:: Directions ::
Check every line of the entries below for "label", and copy the lines that have it.

:: Data provided ::
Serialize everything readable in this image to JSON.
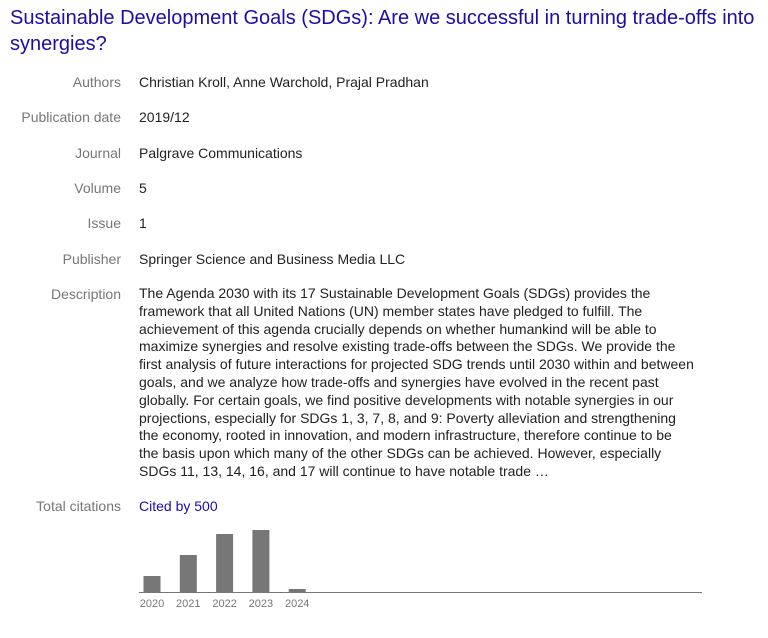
{
  "article": {
    "title": "Sustainable Development Goals (SDGs): Are we successful in turning trade-offs into synergies?"
  },
  "fields": {
    "authors": {
      "label": "Authors",
      "value": "Christian Kroll, Anne Warchold, Prajal Pradhan"
    },
    "publication_date": {
      "label": "Publication date",
      "value": "2019/12"
    },
    "journal": {
      "label": "Journal",
      "value": "Palgrave Communications"
    },
    "volume": {
      "label": "Volume",
      "value": "5"
    },
    "issue": {
      "label": "Issue",
      "value": "1"
    },
    "publisher": {
      "label": "Publisher",
      "value": "Springer Science and Business Media LLC"
    },
    "description": {
      "label": "Description",
      "value": "The Agenda 2030 with its 17 Sustainable Development Goals (SDGs) provides the framework that all United Nations (UN) member states have pledged to fulfill. The achievement of this agenda crucially depends on whether humankind will be able to maximize synergies and resolve existing trade-offs between the SDGs. We provide the first analysis of future interactions for projected SDG trends until 2030 within and between goals, and we analyze how trade-offs and synergies have evolved in the recent past globally. For certain goals, we find positive developments with notable synergies in our projections, especially for SDGs 1, 3, 7, 8, and 9: Poverty alleviation and strengthening the economy, rooted in innovation, and modern infrastructure, therefore continue to be the basis upon which many of the other SDGs can be achieved. However, especially SDGs 11, 13, 14, 16, and 17 will continue to have notable trade …"
    },
    "total_citations": {
      "label": "Total citations",
      "link_text": "Cited by 500"
    }
  },
  "colors": {
    "link": "#1a0dab",
    "label": "#777777",
    "bar": "#777777"
  },
  "chart_data": {
    "type": "bar",
    "categories": [
      "2020",
      "2021",
      "2022",
      "2023",
      "2024"
    ],
    "values": [
      16,
      37,
      58,
      62,
      3
    ],
    "ylim": [
      0,
      62
    ],
    "grid": false,
    "legend": "none"
  }
}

:: Task solution ::
      "label": "Authors",
      "label": "Publication date",
      "label": "Journal",
      "label": "Volume",
      "label": "Issue",
      "label": "Publisher",
      "label": "Description",
      "label": "Total citations",
    "label": "#777777",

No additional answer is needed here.